Given the results of the recall election, the quality of policing MUST be the overriding consideration when it comes to determining the fate of the Fullerton Police Department, EVEN at some possible disadvantages in terms of cost.

This is what the voters said that they cared about.  Hijacking that legitimate sentiment to lead a jihad against public employees is just flat-out wrong.

But there’s a second related concern, involving the basic issues of democratic representation — and that is this:

Did you see getting rid of the Fullerton Police Department being a big part of the campaigns of the current Council majority in the recall election?

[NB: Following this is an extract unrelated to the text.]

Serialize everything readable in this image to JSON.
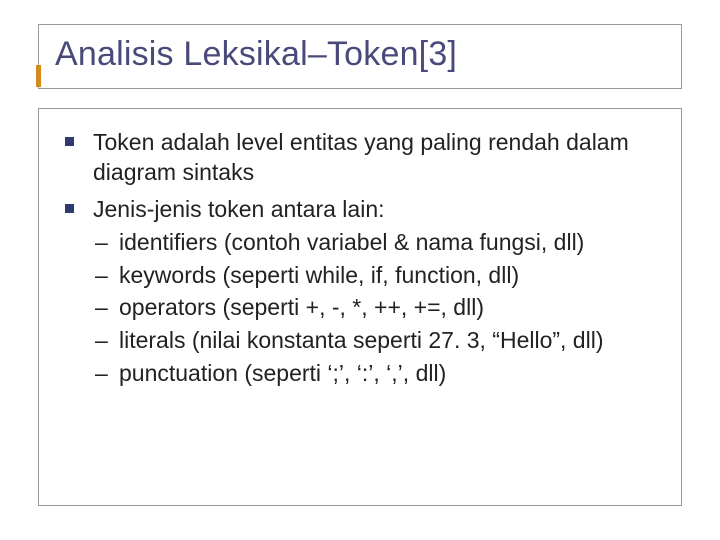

I didn’t.  I don’t recall if any candidate actually even broached the proposal.  I asked the Council candidates a question about seeking municipal bankruptcy, but as I recall of those elected only Sebourn gave a straight answer — not one with which I agreed, but at least a forthright one.  (Even he didn’t campaign on it, though, and I don’t get the sense that my question made a huge splash with the electorate.)  But getting rid of the FPD?  Did voters expect that to be a result of a vote for Sebourn and Kiger?

I honestly don’t think that they did.

This is a very big decision for Fullerton — a bigger one, I suspect, than voters (and non-voters) thought was at issue this past June.  If the City Council candidates didn’t give the public reason to suspect that this was possibly in the cards after only two months — during which time nothing much has changed — then they should be very hesitant to go ahead with it now.  It seems like a “bait and switch” on the public.

Some people have suggested that the public should be allowed to vote on the proposal before it goes into effect.  Maybe that would work, but I understand why proponents would consider the delay to be undesirable.  I’ll tell you what might convince me that the public was behind it, though: Whitaker and Kiger can make replacing the F.P.D. a brightly spotlighted centerpiece of their campaign this fall.  If it’s prominently on their literature, and then win, then I’ll be more inclined believe that the public actually does want this to happen.  If they lose — well that will tell its own story.  But if they won’t release their plans now about what should happen with the FPD — or at least announce what their considerations will be in such a report — then I think that they’re both subverting the public and engaging in shabby politics.  I hope for better from their both.

About Greg Diamond

Somewhat verbose worker's rights and government accountability attorney, residing in northwest Brea. General Counsel of CATER, the Coalition of Anaheim Taxpayers for Economic Responsibility, a non-partisan group of people sick of local corruption. Deposed as Northern Vice Chair of DPOC in April 2014 when his anti-corruption and pro-consumer work in Anaheim infuriated the Building Trades and Teamsters in spring 2014, who then worked with the lawless and power-mad DPOC Chair to eliminate his internal oversight. Occasionally runs for office to challenge some nasty incumbent who would otherwise run unopposed. (Someday he might pick a fight with the intent to win rather than just dent someone. You'll know it when you see it.) He got 45% of the vote against Bob Huff for State Senate in 2012 and in 2014 became the first attorney to challenge OCDA Tony Rackauckas since 2002. None of his pre-putsch writings ever spoke for the Democratic Party at the local, county, state, national, or galactic level, nor do they now. A family member co-owns a business offering campaign treasurer services to Democratic candidates and the odd independent. He is very proud of her. He doesn't directly profit from her work and it doesn't affect his coverage. (He does not always favor her clients, though she might hesitate to take one that he truly hated.) He does advise some local campaigns informally and (so far) without compensation. (If that last bit changes, he will declare the interest.)